▸ Required action
Report how many lines of the records below include the word "this". Give nothing but the number.

########

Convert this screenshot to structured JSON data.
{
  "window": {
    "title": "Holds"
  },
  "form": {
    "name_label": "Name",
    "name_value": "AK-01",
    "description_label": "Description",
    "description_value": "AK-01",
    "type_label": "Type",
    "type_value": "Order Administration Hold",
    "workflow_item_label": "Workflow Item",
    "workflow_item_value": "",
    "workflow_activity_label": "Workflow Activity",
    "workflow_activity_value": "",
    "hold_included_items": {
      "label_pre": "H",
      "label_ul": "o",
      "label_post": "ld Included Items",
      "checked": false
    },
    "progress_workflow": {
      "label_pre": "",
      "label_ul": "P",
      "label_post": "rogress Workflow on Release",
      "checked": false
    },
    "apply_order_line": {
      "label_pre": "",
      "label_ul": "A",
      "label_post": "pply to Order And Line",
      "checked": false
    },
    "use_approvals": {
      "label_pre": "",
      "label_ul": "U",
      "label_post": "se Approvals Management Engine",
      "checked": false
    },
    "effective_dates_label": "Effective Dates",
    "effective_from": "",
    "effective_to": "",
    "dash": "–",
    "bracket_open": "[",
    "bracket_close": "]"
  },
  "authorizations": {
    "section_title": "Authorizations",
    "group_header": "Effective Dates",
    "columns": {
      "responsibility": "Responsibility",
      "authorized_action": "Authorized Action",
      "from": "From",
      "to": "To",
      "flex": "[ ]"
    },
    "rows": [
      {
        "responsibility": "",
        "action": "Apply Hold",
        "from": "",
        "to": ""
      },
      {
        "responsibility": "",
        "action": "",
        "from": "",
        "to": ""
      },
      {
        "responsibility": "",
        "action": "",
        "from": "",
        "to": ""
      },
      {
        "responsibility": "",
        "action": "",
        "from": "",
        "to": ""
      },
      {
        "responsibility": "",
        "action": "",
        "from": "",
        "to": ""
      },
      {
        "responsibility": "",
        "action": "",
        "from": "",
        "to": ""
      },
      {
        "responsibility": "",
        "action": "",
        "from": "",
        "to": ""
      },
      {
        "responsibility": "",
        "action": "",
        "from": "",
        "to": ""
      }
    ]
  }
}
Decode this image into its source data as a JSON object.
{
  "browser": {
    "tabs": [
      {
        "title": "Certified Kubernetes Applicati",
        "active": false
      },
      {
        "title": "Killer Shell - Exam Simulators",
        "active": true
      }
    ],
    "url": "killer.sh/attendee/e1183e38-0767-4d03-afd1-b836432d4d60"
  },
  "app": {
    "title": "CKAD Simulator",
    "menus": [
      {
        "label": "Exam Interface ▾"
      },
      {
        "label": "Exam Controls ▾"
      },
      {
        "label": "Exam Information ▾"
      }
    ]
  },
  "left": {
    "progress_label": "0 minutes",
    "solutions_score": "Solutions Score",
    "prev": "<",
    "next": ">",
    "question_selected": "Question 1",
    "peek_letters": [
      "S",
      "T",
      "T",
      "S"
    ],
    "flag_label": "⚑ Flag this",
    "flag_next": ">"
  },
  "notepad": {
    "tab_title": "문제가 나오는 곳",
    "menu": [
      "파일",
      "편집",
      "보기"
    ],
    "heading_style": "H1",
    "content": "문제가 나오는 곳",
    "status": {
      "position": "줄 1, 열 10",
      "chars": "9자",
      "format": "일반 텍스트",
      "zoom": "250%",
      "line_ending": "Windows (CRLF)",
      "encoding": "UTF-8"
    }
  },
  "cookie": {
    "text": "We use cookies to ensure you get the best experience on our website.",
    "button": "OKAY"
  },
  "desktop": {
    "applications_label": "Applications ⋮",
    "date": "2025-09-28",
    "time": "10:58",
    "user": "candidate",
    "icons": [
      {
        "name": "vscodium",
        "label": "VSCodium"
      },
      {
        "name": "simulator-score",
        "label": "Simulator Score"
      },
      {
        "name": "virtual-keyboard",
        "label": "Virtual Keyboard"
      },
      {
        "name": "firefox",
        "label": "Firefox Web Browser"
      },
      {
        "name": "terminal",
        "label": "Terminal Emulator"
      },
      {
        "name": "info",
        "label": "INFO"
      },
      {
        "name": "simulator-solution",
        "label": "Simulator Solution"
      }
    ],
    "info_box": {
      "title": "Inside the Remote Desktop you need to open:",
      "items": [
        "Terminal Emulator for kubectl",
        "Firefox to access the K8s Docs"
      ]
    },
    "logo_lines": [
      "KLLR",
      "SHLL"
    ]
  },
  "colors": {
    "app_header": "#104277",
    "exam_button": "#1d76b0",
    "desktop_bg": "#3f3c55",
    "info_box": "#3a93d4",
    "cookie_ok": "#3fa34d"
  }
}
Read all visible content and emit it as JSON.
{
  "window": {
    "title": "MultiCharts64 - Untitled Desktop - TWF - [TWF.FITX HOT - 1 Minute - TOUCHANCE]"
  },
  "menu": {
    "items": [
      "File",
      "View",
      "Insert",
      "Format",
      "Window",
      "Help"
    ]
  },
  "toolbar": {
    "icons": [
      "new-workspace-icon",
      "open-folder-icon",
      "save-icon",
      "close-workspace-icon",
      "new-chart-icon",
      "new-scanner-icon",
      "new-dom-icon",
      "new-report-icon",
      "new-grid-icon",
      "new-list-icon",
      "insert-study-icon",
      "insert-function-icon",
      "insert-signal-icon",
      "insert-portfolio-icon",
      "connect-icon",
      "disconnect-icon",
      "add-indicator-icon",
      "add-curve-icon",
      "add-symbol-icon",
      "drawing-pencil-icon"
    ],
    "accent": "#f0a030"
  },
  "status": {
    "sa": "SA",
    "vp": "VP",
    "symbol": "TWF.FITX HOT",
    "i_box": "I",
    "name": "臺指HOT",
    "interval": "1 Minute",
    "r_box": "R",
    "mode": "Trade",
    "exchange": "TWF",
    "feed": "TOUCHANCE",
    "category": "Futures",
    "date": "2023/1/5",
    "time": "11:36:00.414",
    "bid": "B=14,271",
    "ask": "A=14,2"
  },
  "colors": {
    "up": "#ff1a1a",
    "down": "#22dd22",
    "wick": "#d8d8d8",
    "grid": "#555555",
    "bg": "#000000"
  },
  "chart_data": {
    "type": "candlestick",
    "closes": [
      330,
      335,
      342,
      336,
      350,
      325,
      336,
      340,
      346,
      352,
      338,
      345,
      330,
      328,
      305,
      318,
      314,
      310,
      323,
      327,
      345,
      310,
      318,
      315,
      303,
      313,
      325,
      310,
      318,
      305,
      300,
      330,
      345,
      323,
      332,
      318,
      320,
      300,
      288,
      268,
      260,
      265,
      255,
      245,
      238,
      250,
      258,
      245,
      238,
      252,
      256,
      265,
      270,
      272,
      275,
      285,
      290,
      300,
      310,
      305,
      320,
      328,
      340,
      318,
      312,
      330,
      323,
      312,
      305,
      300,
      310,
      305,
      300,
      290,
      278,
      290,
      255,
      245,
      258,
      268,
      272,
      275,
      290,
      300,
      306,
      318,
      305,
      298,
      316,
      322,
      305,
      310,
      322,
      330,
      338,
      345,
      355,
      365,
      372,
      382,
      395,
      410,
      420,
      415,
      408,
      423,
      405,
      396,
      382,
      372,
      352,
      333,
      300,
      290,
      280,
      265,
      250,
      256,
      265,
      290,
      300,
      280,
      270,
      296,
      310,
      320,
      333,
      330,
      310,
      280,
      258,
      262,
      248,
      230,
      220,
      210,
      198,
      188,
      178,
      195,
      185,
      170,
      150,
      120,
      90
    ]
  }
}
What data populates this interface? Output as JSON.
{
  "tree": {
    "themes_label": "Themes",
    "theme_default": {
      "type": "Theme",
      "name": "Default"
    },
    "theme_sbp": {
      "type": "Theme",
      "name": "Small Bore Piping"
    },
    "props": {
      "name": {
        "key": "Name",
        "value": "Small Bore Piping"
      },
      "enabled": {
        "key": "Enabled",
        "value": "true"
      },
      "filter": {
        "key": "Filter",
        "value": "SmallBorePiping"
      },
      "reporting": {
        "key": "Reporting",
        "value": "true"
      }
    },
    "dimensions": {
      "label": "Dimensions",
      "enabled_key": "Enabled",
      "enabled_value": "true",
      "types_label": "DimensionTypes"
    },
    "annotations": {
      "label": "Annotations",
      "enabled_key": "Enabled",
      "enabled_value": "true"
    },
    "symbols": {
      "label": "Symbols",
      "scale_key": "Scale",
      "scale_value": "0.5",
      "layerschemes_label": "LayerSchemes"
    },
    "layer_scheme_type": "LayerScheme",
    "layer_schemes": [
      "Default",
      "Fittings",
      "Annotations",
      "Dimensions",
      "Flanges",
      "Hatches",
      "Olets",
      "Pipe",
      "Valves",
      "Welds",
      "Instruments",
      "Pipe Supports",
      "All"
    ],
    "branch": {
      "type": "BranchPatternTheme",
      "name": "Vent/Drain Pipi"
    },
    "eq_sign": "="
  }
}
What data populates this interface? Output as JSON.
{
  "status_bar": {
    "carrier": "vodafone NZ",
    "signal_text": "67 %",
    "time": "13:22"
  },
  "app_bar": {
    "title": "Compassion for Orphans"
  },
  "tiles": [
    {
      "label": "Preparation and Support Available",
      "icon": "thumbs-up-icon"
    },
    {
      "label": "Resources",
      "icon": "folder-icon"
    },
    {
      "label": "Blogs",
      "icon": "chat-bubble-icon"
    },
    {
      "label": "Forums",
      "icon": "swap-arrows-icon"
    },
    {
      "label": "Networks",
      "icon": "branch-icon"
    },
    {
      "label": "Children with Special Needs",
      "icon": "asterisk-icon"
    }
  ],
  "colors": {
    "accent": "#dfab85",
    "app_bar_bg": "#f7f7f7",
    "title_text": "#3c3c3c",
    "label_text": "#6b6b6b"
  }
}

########

▸ Written reply
5